TG: What were the shooting highlights?
SW: The race that all the stunt drivers had the most fun in was the classic car race, those cars were the best cars in the movie. I put a Porsche 944 in there too, because that car is bitchin’, man, and everyone forgot about that car, but I think it’s cool. And the classic BMW. A lot of those people won’t get them, but the car nerds will get them.
For these cars, these classics, we restored those up from the frame into race cars. Brand new LS3 motors all round, all-new suspension, all-new transmissions. Tanner was like, ‘forget the supercars, these cars are the best’. The asses on those things were super light, so the drivers would light them up and drift them forever. There were times I had to tell them coming into shot, ‘guys I can see your teeth, stop smiling’. It’s a trend in LA called sleepers, classic on the outside, but underneath the hood it was all horsepower.

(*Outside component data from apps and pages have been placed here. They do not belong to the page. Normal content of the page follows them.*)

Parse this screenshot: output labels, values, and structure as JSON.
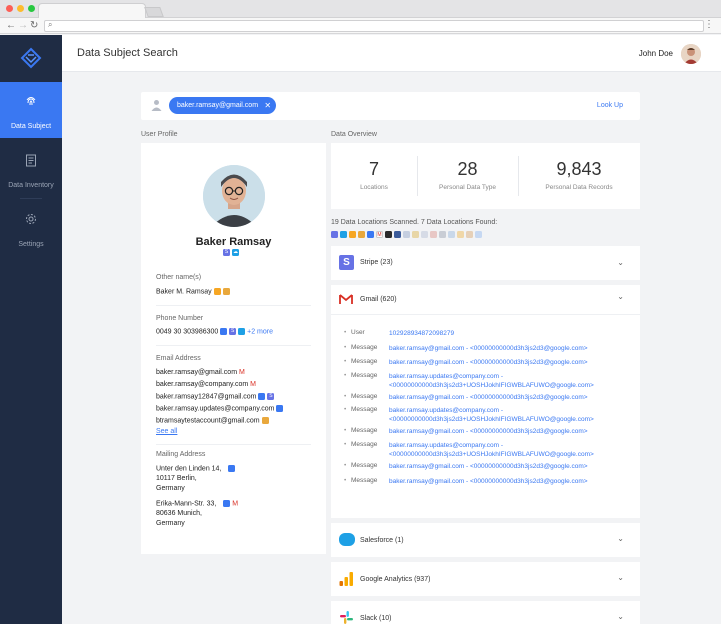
{
  "browser": {
    "url": ""
  },
  "colors": {
    "accent": "#3a78f2",
    "sidebar": "#1f2c44",
    "active_nav": "#3a78f2"
  },
  "sidebar": {
    "items": [
      {
        "label": "Data Subject",
        "icon": "fingerprint-icon",
        "active": true
      },
      {
        "label": "Data Inventory",
        "icon": "clipboard-icon",
        "active": false
      },
      {
        "label": "Settings",
        "icon": "gear-icon",
        "active": false
      }
    ]
  },
  "header": {
    "title": "Data Subject Search",
    "user_name": "John Doe"
  },
  "search": {
    "chip_value": "baker.ramsay@gmail.com",
    "action": "Look Up"
  },
  "profile": {
    "section_label": "User Profile",
    "name": "Baker Ramsay",
    "other_names_label": "Other name(s)",
    "other_names": "Baker M. Ramsay",
    "phone_label": "Phone Number",
    "phone": "0049 30 303986300",
    "phone_more": "+2 more",
    "email_label": "Email Address",
    "emails": [
      "baker.ramsay@gmail.com",
      "baker.ramsay@company.com",
      "baker.ramsay12847@gmail.com",
      "baker.ramsay.updates@company.com",
      "btramsaytestaccount@gmail.com"
    ],
    "see_all": "See all",
    "mailing_label": "Mailing Address",
    "address1": [
      "Unter den Linden 14,",
      "10117 Berlin,",
      "Germany"
    ],
    "address2": [
      "Erika-Mann-Str. 33,",
      "80636 Munich,",
      "Germany"
    ]
  },
  "overview": {
    "section_label": "Data Overview",
    "stats": [
      {
        "value": "7",
        "label": "Locations"
      },
      {
        "value": "28",
        "label": "Personal Data Type"
      },
      {
        "value": "9,843",
        "label": "Personal Data Records"
      }
    ],
    "scan_text": "19 Data Locations Scanned. 7 Data Locations Found:"
  },
  "sources": [
    {
      "name": "Stripe (23)",
      "icon": "stripe-icon"
    },
    {
      "name": "Gmail (620)",
      "icon": "gmail-icon"
    },
    {
      "name": "Salesforce (1)",
      "icon": "salesforce-icon"
    },
    {
      "name": "Google Analytics (937)",
      "icon": "analytics-icon"
    },
    {
      "name": "Slack (10)",
      "icon": "slack-icon"
    }
  ],
  "gmail_records": [
    {
      "key": "User",
      "value": "102928934872098279"
    },
    {
      "key": "Message",
      "value": "baker.ramsay@gmail.com - <00000000000d3h3js2d3@google.com>"
    },
    {
      "key": "Message",
      "value": "baker.ramsay@gmail.com - <00000000000d3h3js2d3@google.com>"
    },
    {
      "key": "Message",
      "value": "baker.ramsay.updates@company.com - <00000000000d3h3js2d3+UOSHJokhIFIGWBLAFUWO@google.com>"
    },
    {
      "key": "Message",
      "value": "baker.ramsay@gmail.com - <00000000000d3h3js2d3@google.com>"
    },
    {
      "key": "Message",
      "value": "baker.ramsay.updates@company.com - <00000000000d3h3js2d3+UOSHJokhIFIGWBLAFUWO@google.com>"
    },
    {
      "key": "Message",
      "value": "baker.ramsay@gmail.com - <00000000000d3h3js2d3@google.com>"
    },
    {
      "key": "Message",
      "value": "baker.ramsay.updates@company.com - <00000000000d3h3js2d3+UOSHJokhIFIGWBLAFUWO@google.com>"
    },
    {
      "key": "Message",
      "value": "baker.ramsay@gmail.com - <00000000000d3h3js2d3@google.com>"
    },
    {
      "key": "Message",
      "value": "baker.ramsay@gmail.com - <00000000000d3h3js2d3@google.com>"
    }
  ]
}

TG: We’ve seen Aaron Paul light up the TG track, but was he a good driver on set?
SW: When I cast Aaron I was really looking for the next young Steve McQueen. I saw Aaron as being the guy. But I thought, ‘could he drive?’
I told him he needed to learn how to stunt drive and he was game. I was nervous because most actors can’t drive race cars. So I asked my stunt guy how he did after the first day of learning, and he turns to me and says, ‘If films don’t work out for Aaron, he can always become a stunt driver.’
He’s got the finesse, he doesn’t muscle the car, he lets the car work for him. After just the first day he was drifting, and you could see he’d got the bug. I wanted him to do the ‘French Connection’ shot when you drifts into the scene up to the camera, stop and get out all in one shot. And it worked, man. He had zero mishaps.
TG: And what about you - are you any good behind the wheel?
SW: My father [Fred Waugh] was the original Spiderman stuntman from the TV show in 1976, so I come from a stunt family. He taught me how to drive really early. I’m an OK driver. It’s one of those things, as a stuntman when they call you to do a driving gig, I can’t tell you how big the smile is on my face.
You’re getting paid to play. Normally you’re doing a big fall or some fire work and you’re like, ‘oh boy’, but driving is the best. Every stuntman who has to do car work? We should be paying someone, not the other way around.
TG: Sounds great. Thanks Scott!
SW: My pleasure. Hope you enjoy the movie.